status anxiety, this book isnt for you. You cant avoid the conclusion
that everyone is a lot richer than you are, whether he deserves to be or not.
Heres a guy, Ed Bazinet, who got rich making little ceramic villages
with light bulbs inside them. How hard can that be?
On a more reassuring
note, its nice to learn that the rich suffer status anxiety, too. When
Richistanis are asked how much money would make them feel secure, they
inevitably choose a figure that is double their own net worth. Because
so many newly enriched entrepreneurs hail from middle-class backgrounds, they
hate being called rich. Chauffeurs, for instance, are out. Rolls-Royce says
95 per cent of its customers drive the cars themselves. Tim Blixseth, the
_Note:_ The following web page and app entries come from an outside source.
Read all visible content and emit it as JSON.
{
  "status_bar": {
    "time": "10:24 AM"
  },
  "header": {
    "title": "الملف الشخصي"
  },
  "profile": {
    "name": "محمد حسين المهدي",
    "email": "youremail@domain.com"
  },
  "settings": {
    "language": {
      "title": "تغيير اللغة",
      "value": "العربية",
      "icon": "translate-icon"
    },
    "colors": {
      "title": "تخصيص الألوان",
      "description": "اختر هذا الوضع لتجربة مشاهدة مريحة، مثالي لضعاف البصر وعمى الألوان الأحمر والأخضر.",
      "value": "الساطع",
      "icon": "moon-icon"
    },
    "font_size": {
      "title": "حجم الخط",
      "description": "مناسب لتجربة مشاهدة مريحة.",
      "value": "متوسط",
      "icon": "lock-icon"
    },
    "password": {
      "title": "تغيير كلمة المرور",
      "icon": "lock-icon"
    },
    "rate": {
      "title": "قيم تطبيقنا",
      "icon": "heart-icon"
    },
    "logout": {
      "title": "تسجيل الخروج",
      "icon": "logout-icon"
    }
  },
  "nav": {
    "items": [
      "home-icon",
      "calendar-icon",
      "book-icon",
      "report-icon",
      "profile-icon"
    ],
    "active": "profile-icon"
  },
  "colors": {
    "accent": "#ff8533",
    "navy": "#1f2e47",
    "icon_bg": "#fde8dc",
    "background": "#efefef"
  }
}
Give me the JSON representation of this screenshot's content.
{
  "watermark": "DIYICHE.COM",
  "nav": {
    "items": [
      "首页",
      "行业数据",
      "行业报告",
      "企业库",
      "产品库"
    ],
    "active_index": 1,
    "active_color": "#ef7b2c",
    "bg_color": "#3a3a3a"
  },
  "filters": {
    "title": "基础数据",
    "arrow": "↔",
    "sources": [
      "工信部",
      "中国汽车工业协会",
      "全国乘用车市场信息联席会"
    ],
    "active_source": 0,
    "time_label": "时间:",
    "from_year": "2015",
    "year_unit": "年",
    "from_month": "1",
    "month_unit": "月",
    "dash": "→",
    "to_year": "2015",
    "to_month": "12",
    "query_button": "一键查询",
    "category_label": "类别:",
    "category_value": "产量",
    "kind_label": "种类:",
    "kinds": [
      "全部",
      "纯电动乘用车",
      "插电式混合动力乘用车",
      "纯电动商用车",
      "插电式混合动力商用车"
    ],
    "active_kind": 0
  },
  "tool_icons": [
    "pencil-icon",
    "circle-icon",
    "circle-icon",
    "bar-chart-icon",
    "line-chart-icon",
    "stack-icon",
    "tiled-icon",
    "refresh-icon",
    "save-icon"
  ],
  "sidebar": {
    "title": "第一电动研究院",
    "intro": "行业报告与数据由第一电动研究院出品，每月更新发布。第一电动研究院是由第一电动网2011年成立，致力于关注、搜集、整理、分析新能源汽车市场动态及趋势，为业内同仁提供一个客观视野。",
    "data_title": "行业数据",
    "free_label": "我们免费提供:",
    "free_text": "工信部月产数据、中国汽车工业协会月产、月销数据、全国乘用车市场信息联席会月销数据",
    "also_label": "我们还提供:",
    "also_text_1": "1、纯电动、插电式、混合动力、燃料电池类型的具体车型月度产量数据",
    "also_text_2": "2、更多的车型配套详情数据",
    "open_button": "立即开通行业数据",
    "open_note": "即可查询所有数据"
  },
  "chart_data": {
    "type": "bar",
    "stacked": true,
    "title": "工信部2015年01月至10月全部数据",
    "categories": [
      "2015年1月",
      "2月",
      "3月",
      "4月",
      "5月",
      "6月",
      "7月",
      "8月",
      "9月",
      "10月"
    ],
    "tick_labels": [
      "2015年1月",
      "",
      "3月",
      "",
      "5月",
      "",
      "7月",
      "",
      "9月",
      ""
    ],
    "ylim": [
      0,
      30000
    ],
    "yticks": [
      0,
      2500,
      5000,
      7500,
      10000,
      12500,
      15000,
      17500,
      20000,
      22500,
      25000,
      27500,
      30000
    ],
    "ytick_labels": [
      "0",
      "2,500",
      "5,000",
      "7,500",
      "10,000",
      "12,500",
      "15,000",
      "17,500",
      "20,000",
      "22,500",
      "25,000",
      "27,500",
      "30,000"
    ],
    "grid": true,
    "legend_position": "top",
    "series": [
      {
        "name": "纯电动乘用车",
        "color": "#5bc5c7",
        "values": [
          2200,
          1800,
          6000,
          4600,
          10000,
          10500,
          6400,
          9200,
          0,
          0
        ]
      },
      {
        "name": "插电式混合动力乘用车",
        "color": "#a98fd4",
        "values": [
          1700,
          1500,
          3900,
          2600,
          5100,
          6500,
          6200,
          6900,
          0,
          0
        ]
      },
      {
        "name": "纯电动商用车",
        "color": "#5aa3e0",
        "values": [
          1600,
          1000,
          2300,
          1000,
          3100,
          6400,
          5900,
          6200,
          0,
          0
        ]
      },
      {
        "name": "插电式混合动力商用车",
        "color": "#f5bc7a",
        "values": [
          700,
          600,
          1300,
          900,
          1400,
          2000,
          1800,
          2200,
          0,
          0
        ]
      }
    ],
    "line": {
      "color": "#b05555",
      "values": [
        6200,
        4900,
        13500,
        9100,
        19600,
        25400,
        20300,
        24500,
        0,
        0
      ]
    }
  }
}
founder of the Yellowstone Club and other gated hideaways, tells Frank: I
dont like most rich people. They can be arrogant. This from a
man who owns two Shih Tzus named Learjet and G2. As in Gulfstream G2. If you
were rich, you would get it. ...
In a number of carefully controlled trials, scientists have demonstrated that
if we drink 1 liter of water each day, at the end of the year we would have
absorbed more than 1 kilo of Escherichia coli, (E. coli) bacteria found in feces.
In other words, we are consuming 1 kilo of Poop.
However, we do
NOT run that risk when drinking wine because alcohol has to go through a purification
process of boiling, filtering and/or fermenting.
Water = Poop.
Wine = Health.
Hence, it's better
to drink wine and talk stupid, than to drink water and be full of shit
Scotsman in the new country
moves to the United States and attends his first baseball game. The first batter
approaches the batters' box, takes a few swings and then hits a double. Everyone
is on their feet screaming "Run!!!"
The next batter
hits a single. The Scotsman listens as the crowd again cheers "RUN!! RUN!!"
The Scotsman is enjoying the game and begins screaming with the fans.
The fifth batter
comes up and four balls go by. The Umpire calls: "Walk." The batter
starts his slow trot to first base. The Scot stands up and screams, "Run
ye lazy bastard rrrun!"
The people around
him begin laughing. Embarrassed, the Scot sits back down.
A friendly fan
notes the man's embarrassment, leans over and explains, "He can't run --
he has four balls."
The Scot stands
up and screams: "Walk with pride, Laddie!"
Off to California: I'm off
to San Diego this morning to check up on some investments. I'll be on a big
plane. I had my 65th birthday yesterday. There's an expression in New York:
With my birthday and $2, you'll get a ride on the subway (which costs $2). But,
once you're 65, you qualify for New York's bargain of your lifetime: you ride
the subway for $1. Good things happen when you get old.